Purple:
Individuality comes naturally to the Purple person, as do a sense of wit and empathy.
Always on the look-out for that which is strange and beautiful, a Purple person may find it difficult to communicate their off-kilter ideas to some of the more grounded people around them, leading to frustration. A true artist, a Purple person is likely to reach a position of leadership.


Brown:
Earthy, occasionally tactless, often struggling to get words in the correct order, Brown people are nonetheless reliable and understanding. If you ask one of these people a question, be prepared for the unvarnished truth. If your bum looks big in that dress, they'll describe how big in blunt detail! But wouldn't you rather know than not?


Grey:
Grey people load on the pressure, work hard - often without notice - and will continue until the work is done. They like life to be calm and uneventful. Young grey-lovers may be super-shy and may find they can't project their personalities as well as many of the brighter colours. But still, greys get on well with most people, so if you find your stash has a lot of grey in it, why not brighten it up a bit by introducing it to some more vibrant tones?

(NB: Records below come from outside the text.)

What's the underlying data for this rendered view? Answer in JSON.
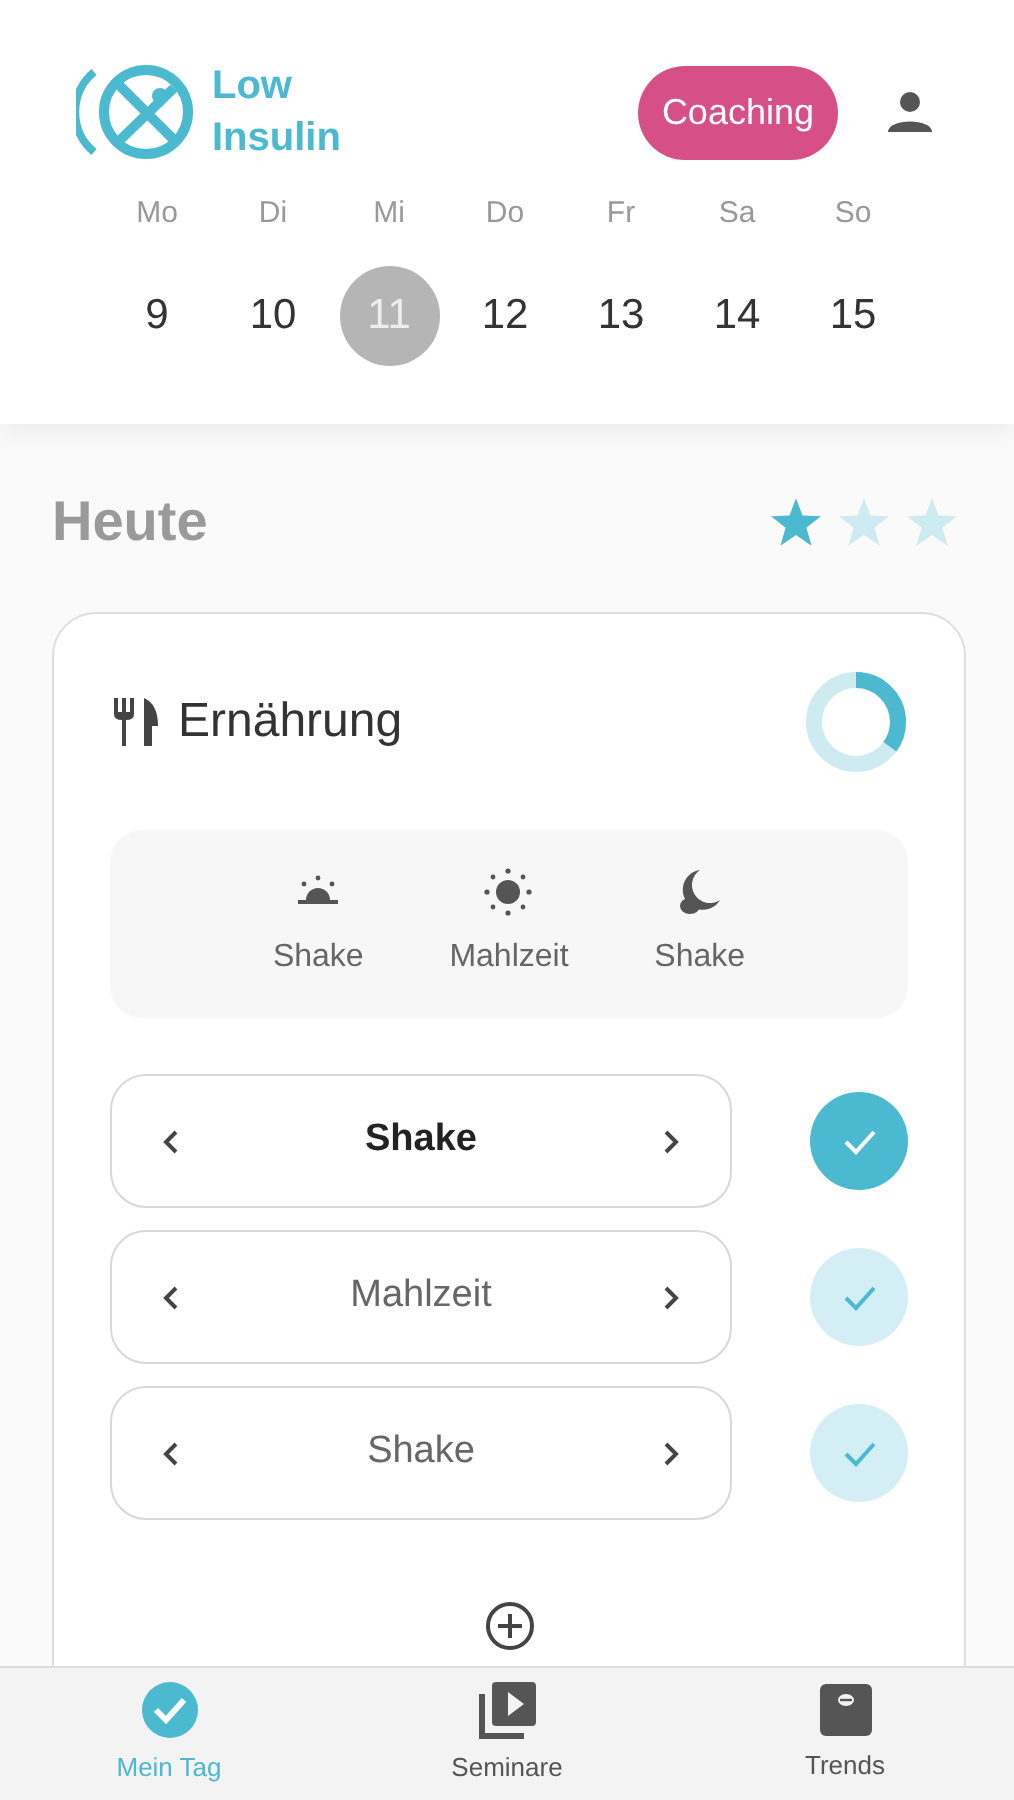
{
  "header": {
    "logo_text": [
      "Low",
      "Insulin"
    ],
    "coaching_button": "Coaching"
  },
  "week": [
    {
      "weekday": "Mo",
      "date": "9",
      "selected": false
    },
    {
      "weekday": "Di",
      "date": "10",
      "selected": false
    },
    {
      "weekday": "Mi",
      "date": "11",
      "selected": true
    },
    {
      "weekday": "Do",
      "date": "12",
      "selected": false
    },
    {
      "weekday": "Fr",
      "date": "13",
      "selected": false
    },
    {
      "weekday": "Sa",
      "date": "14",
      "selected": false
    },
    {
      "weekday": "So",
      "date": "15",
      "selected": false
    }
  ],
  "today": {
    "title": "Heute",
    "stars": 1
  },
  "nutrition_card": {
    "title": "Ernährung",
    "progress": {
      "level": 0.35
    },
    "meal_times": [
      {
        "kind": "sunrise",
        "label": "Shake"
      },
      {
        "kind": "sun",
        "label": "Mahlzeit"
      },
      {
        "kind": "moon",
        "label": "Shake"
      }
    ],
    "meals": [
      {
        "label": "Shake",
        "selected": true,
        "checked": true
      },
      {
        "label": "Mahlzeit",
        "selected": false,
        "checked": false
      },
      {
        "label": "Shake",
        "selected": false,
        "checked": false
      }
    ]
  },
  "bottom_nav": [
    {
      "kind": "check",
      "label": "Mein Tag",
      "selected": true
    },
    {
      "kind": "video",
      "label": "Seminare",
      "selected": false
    },
    {
      "kind": "scale",
      "label": "Trends",
      "selected": false
    }
  ]
}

Black:
We all have some of this in our stashes, don't we? Black hates extravagance, but manages to make a statement without all the bells and whistles. Often, Black-lovers are trying to bring some mystery to their lives. You may find, once you get to know a Black person better, that shades of other colours start showing through.

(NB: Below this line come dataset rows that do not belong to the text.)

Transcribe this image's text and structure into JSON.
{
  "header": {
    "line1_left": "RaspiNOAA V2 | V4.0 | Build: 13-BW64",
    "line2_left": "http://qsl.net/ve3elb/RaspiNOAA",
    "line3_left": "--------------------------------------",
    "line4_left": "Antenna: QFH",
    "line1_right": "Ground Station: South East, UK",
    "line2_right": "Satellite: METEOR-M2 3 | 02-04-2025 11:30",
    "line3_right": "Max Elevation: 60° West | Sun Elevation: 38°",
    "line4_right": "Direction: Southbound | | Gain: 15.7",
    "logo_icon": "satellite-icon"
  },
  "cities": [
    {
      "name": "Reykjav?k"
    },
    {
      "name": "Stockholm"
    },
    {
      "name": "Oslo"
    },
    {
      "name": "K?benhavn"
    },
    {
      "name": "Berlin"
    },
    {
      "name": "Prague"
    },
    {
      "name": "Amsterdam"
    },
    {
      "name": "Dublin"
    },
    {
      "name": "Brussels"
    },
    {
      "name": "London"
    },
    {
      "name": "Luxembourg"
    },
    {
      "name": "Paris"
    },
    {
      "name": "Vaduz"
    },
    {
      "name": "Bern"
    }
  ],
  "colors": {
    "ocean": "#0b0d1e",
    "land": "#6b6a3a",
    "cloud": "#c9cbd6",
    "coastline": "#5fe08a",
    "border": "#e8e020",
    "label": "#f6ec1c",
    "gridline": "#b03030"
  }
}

So, which are you?

09 August 2010

Spooky.

So, I have been aware of Elizabeth Zimmerman for a while, now.



As a crocheter, I have never worked up any of her patterns, but I know, from sitting around chatting during a few Fibre Fun Friday sessions, that a lot of knitters whose opinion I respect, love her. To me, she seems sassy, intelligent, and above all else, immaginative, which is why I'm writing this short post.

It's her 100th birthday today, folks. I didn't know this until a few minutes ago, which makes something that happened last night seem veeeery spooky to me.

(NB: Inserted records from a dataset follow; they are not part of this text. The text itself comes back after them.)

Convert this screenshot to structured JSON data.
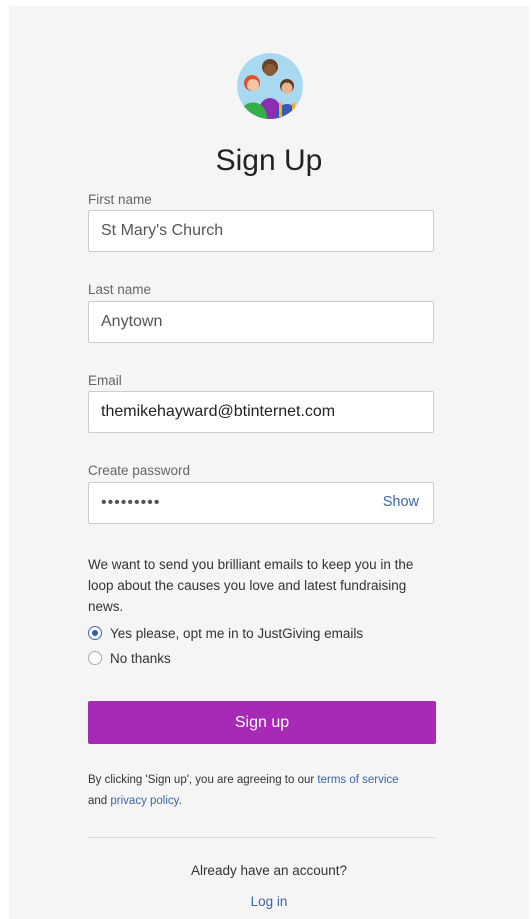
{
  "header": {
    "title": "Sign Up"
  },
  "form": {
    "first_name": {
      "label": "First name",
      "value": "St Mary's Church"
    },
    "last_name": {
      "label": "Last name",
      "value": "Anytown"
    },
    "email": {
      "label": "Email",
      "value": "themikehayward@btinternet.com"
    },
    "password": {
      "label": "Create password",
      "value": "*********",
      "show_label": "Show"
    }
  },
  "marketing": {
    "text": "We want to send you brilliant emails to keep you in the loop about the causes you love and latest fundraising news.",
    "options": [
      {
        "label": "Yes please, opt me in to JustGiving emails",
        "checked": true
      },
      {
        "label": "No thanks",
        "checked": false
      }
    ]
  },
  "submit": {
    "label": "Sign up"
  },
  "legal": {
    "prefix": "By clicking 'Sign up', you are agreeing to our",
    "terms_link": "terms of service",
    "and_text": "and",
    "privacy_link": "privacy policy",
    "suffix": "."
  },
  "footer": {
    "question": "Already have an account?",
    "login_link": "Log in"
  },
  "colors": {
    "accent": "#a62ab5",
    "link": "#3b66a8",
    "background": "#f5f5f5"
  }
}
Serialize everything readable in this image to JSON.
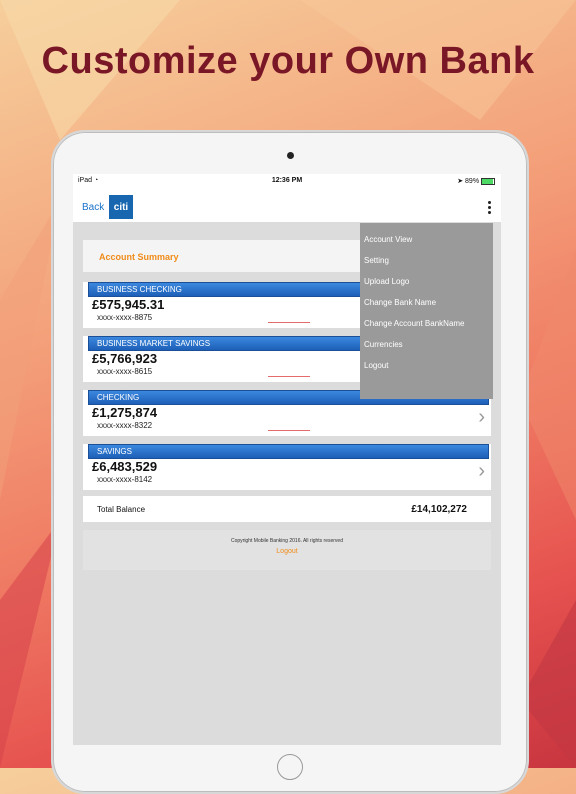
{
  "headline": "Customize your Own Bank",
  "status": {
    "device": "iPad",
    "time": "12:36 PM",
    "battery": "89%"
  },
  "nav": {
    "back_label": "Back",
    "logo_text": "citi"
  },
  "summary_label": "Account Summary",
  "accounts": [
    {
      "name": "BUSINESS CHECKING",
      "amount": "£575,945.31",
      "number": "xxxx-xxxx-8875"
    },
    {
      "name": "BUSINESS MARKET SAVINGS",
      "amount": "£5,766,923",
      "number": "xxxx-xxxx-8615"
    },
    {
      "name": "CHECKING",
      "amount": "£1,275,874",
      "number": "xxxx-xxxx-8322"
    },
    {
      "name": "SAVINGS",
      "amount": "£6,483,529",
      "number": "xxxx-xxxx-8142"
    }
  ],
  "total": {
    "label": "Total Balance",
    "value": "£14,102,272"
  },
  "footer": {
    "copyright": "Copyright Mobile Banking 2016. All rights reserved",
    "logout": "Logout"
  },
  "menu": {
    "items": [
      "Account View",
      "Setting",
      "Upload Logo",
      "Change Bank Name",
      "Change Account BankName",
      "Currencies",
      "Logout"
    ]
  },
  "colors": {
    "headline": "#7a1726",
    "accent": "#f08c1a",
    "bar": "#1d5fb8"
  }
}
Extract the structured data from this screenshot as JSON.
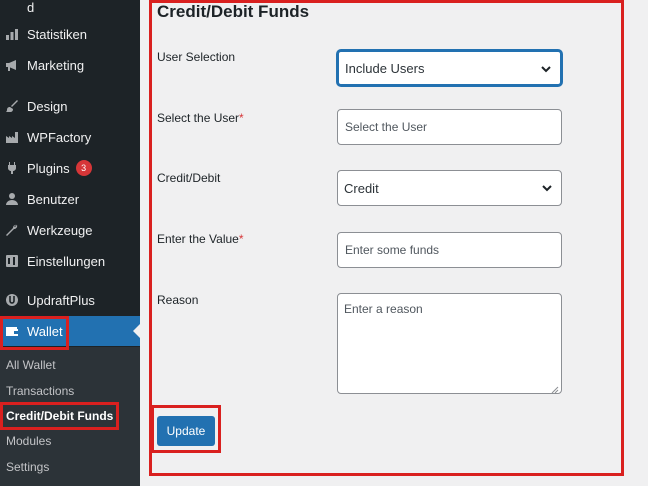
{
  "sidebar": {
    "top_cut_label": "d",
    "items": [
      {
        "label": "Statistiken"
      },
      {
        "label": "Marketing"
      },
      {
        "label": "Design"
      },
      {
        "label": "WPFactory"
      },
      {
        "label": "Plugins",
        "badge": "3"
      },
      {
        "label": "Benutzer"
      },
      {
        "label": "Werkzeuge"
      },
      {
        "label": "Einstellungen"
      },
      {
        "label": "UpdraftPlus"
      },
      {
        "label": "Wallet"
      }
    ],
    "submenu": [
      {
        "label": "All Wallet"
      },
      {
        "label": "Transactions"
      },
      {
        "label": "Credit/Debit Funds"
      },
      {
        "label": "Modules"
      },
      {
        "label": "Settings"
      }
    ]
  },
  "form": {
    "title": "Credit/Debit Funds",
    "user_selection_label": "User Selection",
    "user_selection_value": "Include Users",
    "select_user_label": "Select the User",
    "select_user_placeholder": "Select the User",
    "credit_debit_label": "Credit/Debit",
    "credit_debit_value": "Credit",
    "value_label": "Enter the Value",
    "value_placeholder": "Enter some funds",
    "reason_label": "Reason",
    "reason_placeholder": "Enter a reason",
    "required_mark": "*",
    "update_button": "Update"
  },
  "colors": {
    "sidebar_bg": "#1d2327",
    "accent": "#2271b1",
    "highlight_box": "#d9201f",
    "badge": "#d63638"
  }
}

I had a dream and in it, I was mooching around a 2nd-hand shop full of musty old jumpers and thread bear skirts. Then, I saw in the window a beautiful, lacy, cream-coloured shawl/blouse thing. Really amazing work, and I asked why it was there. "Oh, that's our Elizabeth Zimmerman original. We don't sell that" came the reply.

I can't blame them. It was a treasure.

Happy Birthday, you awesome lady. And thanks for freaking me out.

How about you? How are you celebrating the First Lady of Knitting's birthday?

08 August 2010

Fingers on gloves.

Do you have an opinion on this?

'Cause I'm finding it mighty difficult to justify adding fingers to a lot of my designs. I don't want to have a book full of things I wouldn't wear, and I don't wear gloves with fingers. I mean, who wants to be incapable of crocheting on a cold day?

Every winter, I make gloves, and I wear them on busses, during walks, down to the shop, and none of these activities are made any easier by making my hands clumsy with fluff.

Do you agree?
Are fingers on gloves important?

06 August 2010

Mission Central

It has begun!
Step One in Operation Crochet-As-A-Job has commenced!

I've contacted all my lovely testers, who will be slaving over a pattern each, to highlight the lumps and bumps in my first, ever crochet collection. They'll be getting a written pattern, charts where I think they're needed, and a short list of questions that will help me identify what needs changing, if anything.



I have fire in my belly, now. This is happening, people! From hereon in, I will have a "Collection" to my name. This is achingly groovy to me!

And for those of you wondering if "ooooh, is that the cover?" It may be, it may not be. The problem with being both crochet designer AND graphic designer is that all the ideas keep shifting, and not a night goes by when I don't sit up in bed, wondering if this change, or that change would make it all the more awesome a project.

The goal posts may move several times before this is all in the can, as it were.

LinkWithin

Related Posts Plugin for WordPress, Blogger...